Over recent years there has been a strong emphasis on personal responsibility as opposed to modifying the environment to make healthy choices, easy choices. The belief, or more accurately hope, has been that by educating the consumer they will be empowered to make the right choices. It is a nice theory but not always very effective in the real world where there is generally poor health literacy and a range of other imperatives which relegate the pursuit of good health to the too hard basket. This has been further complicated by the rise of social media where ‘snake oil salesmen’, who have always been with us, have been able to amplify their voices. Addressing everything from immunisation to diets and cancer cures these ideas, at best distracting or at worst downright dangerous, have diluted and confused genuine efforts to improve health.
Health care funding is directed toward the ‘pointy end’. Just two percent of the entire health budget is directed towards prevention. In primary care, funding for chronic disease management is almost entirely invested in treating conditions after they develop rather than intervening early when warning signs are detected such as impaired glucose tolerance or mild overweight. Supporting allied health professionals to provide government funded services at that earlier point has the potential to make a big difference to eventual outcomes particularly as those who are least able to pay for health care carry the greatest burden of risk. Allied health professionals have been undertaking preventive health work across the continuum for a long time. Often this is in spite of the health system not because of it and it is time that changed. This is something we hope will come out the 10 Year Plans being developed.

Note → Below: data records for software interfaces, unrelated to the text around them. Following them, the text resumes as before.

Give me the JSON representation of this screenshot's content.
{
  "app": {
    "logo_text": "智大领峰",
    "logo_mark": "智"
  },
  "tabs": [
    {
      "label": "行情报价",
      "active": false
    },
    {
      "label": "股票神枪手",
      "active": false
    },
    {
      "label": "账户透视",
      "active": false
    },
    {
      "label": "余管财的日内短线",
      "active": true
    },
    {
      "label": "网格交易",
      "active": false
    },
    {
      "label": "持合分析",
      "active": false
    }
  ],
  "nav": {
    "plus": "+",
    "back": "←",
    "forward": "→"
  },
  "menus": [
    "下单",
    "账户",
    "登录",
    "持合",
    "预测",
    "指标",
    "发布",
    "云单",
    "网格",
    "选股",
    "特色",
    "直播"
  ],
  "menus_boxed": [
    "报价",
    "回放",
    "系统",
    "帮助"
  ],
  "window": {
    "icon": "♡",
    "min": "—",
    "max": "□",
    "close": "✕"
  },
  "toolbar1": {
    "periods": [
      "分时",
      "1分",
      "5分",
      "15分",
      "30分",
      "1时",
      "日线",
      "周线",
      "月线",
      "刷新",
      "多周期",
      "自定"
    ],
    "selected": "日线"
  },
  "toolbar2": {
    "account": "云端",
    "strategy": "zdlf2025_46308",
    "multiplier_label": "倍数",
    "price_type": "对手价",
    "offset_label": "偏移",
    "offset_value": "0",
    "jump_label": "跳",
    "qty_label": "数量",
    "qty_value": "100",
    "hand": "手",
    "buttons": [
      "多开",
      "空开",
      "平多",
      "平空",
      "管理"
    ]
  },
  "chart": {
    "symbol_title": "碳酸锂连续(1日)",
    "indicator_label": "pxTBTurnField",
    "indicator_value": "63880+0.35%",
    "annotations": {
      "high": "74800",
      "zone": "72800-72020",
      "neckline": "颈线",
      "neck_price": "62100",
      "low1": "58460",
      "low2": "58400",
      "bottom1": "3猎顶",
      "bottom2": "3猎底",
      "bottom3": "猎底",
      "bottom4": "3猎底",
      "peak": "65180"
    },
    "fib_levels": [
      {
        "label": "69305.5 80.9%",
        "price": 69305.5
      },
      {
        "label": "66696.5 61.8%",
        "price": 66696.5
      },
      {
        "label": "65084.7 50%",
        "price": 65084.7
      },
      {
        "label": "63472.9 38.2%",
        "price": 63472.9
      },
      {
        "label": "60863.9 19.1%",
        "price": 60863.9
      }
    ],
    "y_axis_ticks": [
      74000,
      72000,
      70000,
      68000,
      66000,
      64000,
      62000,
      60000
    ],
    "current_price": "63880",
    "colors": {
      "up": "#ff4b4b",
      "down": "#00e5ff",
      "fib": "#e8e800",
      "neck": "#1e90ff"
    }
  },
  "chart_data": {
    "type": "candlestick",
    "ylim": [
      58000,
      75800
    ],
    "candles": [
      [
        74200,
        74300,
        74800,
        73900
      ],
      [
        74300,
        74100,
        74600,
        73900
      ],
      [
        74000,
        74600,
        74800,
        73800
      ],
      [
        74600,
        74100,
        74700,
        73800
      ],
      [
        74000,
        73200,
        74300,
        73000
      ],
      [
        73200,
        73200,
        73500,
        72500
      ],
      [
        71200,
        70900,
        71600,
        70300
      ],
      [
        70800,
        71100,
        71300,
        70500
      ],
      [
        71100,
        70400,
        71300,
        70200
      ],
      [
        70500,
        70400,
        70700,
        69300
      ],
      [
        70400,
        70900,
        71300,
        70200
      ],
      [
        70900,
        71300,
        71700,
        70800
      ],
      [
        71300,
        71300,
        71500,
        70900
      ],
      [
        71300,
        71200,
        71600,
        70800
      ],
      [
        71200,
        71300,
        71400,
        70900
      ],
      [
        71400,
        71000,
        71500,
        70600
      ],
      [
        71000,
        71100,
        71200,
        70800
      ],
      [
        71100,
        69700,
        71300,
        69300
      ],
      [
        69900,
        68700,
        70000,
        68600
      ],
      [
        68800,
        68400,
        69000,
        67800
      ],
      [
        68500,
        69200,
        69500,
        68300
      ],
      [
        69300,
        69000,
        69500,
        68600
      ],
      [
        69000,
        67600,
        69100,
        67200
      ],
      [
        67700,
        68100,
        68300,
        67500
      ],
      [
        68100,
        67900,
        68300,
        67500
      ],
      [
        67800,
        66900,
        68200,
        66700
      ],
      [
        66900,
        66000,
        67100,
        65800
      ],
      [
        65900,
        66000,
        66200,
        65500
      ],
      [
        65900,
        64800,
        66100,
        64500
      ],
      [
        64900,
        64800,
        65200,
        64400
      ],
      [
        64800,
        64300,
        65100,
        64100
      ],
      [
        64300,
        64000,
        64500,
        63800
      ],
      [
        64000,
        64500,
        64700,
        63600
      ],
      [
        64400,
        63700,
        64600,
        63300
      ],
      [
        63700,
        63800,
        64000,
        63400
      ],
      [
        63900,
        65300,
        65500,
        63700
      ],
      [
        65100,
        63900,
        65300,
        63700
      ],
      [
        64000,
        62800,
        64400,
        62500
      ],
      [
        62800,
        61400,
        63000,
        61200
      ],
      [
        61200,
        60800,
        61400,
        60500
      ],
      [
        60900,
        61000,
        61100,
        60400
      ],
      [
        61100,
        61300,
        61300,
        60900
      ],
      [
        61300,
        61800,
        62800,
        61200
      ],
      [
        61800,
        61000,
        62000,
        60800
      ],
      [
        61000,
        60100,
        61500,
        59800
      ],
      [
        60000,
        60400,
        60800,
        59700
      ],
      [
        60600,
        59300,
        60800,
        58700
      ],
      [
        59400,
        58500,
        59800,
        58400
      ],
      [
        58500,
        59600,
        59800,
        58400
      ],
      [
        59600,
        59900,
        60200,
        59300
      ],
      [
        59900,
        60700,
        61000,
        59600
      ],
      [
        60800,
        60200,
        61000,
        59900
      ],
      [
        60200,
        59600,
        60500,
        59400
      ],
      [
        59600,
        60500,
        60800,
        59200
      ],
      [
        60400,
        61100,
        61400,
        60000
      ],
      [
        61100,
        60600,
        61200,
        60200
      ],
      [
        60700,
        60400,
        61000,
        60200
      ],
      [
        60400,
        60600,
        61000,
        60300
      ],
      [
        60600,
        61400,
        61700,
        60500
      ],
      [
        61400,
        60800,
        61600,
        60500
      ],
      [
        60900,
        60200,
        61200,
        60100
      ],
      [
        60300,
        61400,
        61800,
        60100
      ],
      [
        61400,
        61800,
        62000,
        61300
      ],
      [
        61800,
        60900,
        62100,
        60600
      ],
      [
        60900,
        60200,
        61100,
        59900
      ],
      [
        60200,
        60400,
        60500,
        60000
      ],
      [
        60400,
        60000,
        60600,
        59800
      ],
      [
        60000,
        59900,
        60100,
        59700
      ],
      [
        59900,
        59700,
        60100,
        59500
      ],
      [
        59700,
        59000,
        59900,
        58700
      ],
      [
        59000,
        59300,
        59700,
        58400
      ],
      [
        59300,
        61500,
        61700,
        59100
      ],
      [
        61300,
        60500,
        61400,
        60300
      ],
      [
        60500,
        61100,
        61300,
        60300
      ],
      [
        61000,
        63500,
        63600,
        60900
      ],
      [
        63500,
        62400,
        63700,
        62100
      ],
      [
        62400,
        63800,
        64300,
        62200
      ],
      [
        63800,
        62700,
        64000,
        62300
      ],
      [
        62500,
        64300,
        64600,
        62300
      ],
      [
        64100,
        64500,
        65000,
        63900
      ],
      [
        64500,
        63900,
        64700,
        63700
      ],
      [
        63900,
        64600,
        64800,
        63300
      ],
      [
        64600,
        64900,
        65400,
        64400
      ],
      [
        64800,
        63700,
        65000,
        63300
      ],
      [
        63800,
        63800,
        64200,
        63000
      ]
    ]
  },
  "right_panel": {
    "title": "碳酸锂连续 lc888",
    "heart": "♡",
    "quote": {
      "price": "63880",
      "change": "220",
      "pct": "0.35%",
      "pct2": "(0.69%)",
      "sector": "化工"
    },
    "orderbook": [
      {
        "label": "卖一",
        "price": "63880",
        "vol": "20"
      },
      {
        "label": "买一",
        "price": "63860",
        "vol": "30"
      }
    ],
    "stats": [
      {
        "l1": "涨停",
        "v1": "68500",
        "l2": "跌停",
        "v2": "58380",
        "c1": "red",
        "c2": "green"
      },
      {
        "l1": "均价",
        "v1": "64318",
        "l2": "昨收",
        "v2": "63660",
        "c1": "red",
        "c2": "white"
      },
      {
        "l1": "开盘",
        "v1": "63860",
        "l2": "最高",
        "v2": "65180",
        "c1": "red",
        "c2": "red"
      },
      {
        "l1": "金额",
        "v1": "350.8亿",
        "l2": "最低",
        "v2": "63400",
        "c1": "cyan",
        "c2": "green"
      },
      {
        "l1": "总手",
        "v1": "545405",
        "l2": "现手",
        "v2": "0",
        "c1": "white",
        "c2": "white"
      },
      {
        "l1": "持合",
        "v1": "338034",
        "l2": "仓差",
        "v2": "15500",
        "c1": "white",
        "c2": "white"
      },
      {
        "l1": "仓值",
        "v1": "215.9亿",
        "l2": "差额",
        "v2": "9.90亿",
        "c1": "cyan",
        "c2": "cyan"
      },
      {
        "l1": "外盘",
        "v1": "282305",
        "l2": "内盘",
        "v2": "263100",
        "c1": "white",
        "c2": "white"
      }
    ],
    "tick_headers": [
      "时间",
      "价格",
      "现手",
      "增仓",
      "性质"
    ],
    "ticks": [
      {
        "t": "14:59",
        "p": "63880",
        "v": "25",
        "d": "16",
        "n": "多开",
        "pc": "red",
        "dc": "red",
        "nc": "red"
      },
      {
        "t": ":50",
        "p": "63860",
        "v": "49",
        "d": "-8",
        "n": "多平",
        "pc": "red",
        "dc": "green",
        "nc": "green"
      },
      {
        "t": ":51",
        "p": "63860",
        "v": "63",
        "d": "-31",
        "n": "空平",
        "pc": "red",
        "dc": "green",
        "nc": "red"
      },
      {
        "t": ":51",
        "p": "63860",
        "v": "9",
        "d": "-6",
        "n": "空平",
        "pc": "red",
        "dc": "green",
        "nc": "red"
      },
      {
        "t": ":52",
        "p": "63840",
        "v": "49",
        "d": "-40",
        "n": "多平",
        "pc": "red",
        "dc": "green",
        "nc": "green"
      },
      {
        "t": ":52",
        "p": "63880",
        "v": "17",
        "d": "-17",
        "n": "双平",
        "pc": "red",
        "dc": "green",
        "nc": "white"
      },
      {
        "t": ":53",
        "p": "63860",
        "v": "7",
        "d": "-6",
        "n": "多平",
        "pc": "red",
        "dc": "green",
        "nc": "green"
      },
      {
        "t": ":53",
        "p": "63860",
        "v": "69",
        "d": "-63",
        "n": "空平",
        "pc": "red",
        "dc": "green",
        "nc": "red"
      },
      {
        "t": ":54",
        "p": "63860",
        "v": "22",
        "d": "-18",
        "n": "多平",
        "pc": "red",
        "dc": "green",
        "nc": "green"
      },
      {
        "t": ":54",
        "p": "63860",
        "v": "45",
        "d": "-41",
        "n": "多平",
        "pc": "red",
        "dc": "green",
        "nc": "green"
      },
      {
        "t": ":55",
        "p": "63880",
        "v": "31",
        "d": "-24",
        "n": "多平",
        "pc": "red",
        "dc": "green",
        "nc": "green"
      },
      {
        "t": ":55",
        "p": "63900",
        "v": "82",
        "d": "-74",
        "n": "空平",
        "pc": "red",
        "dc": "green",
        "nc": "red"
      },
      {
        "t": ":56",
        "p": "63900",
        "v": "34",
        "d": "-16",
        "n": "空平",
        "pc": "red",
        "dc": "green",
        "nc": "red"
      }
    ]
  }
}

We have pretty good evidence of what can work in prevention.
The current pandemic and former the HIV / AIDS crisis clearly demonstrate that the threat of rather immediate death tends to focus the mind, as does the thought of obviously painful and distressing demises such as lung disease and melanoma. However, telling an 18-year-old that they need to eat better, exercise more and drink less alcohol because they might die of something in 40 years is a hiding to nowhere. Taking a community approach by surrounding people with healthier alternatives, intervening at key touchpoints in people’s lives such as leaving home, partnering, starting a family, starting a career or as soon as risk factor is detected give more hope of success.
We have pretty good evidence of what can work in prevention. Unfortunately, there is a soul-destroying tendency to fund numerous pilot programs subject to political cycles, which even if successful are, more often than not, allowed to lapse as priorities shift.
The decision to look at a 10 Year Plan for Preventive Health is welcome and hopefully work on it can resume as soon as reasonably possible. The most important thing that should come out of it is to transcend short term political cycles and implement a consistent, sustainable and evidence-based approach where we prioritise spending on keeping Australians well rather than waiting until they are sick to address largely preventable conditions. This will take a whole of government approach, something often discussed but so far beyond our ability to achieve.
One good thing that just might come out of the current crisis is a renewed understanding that science, medical and otherwise, is rather important to the future health and safety of the world. The application of science and its evidence to prevention in the broadest sense may once again get the respect it deserves.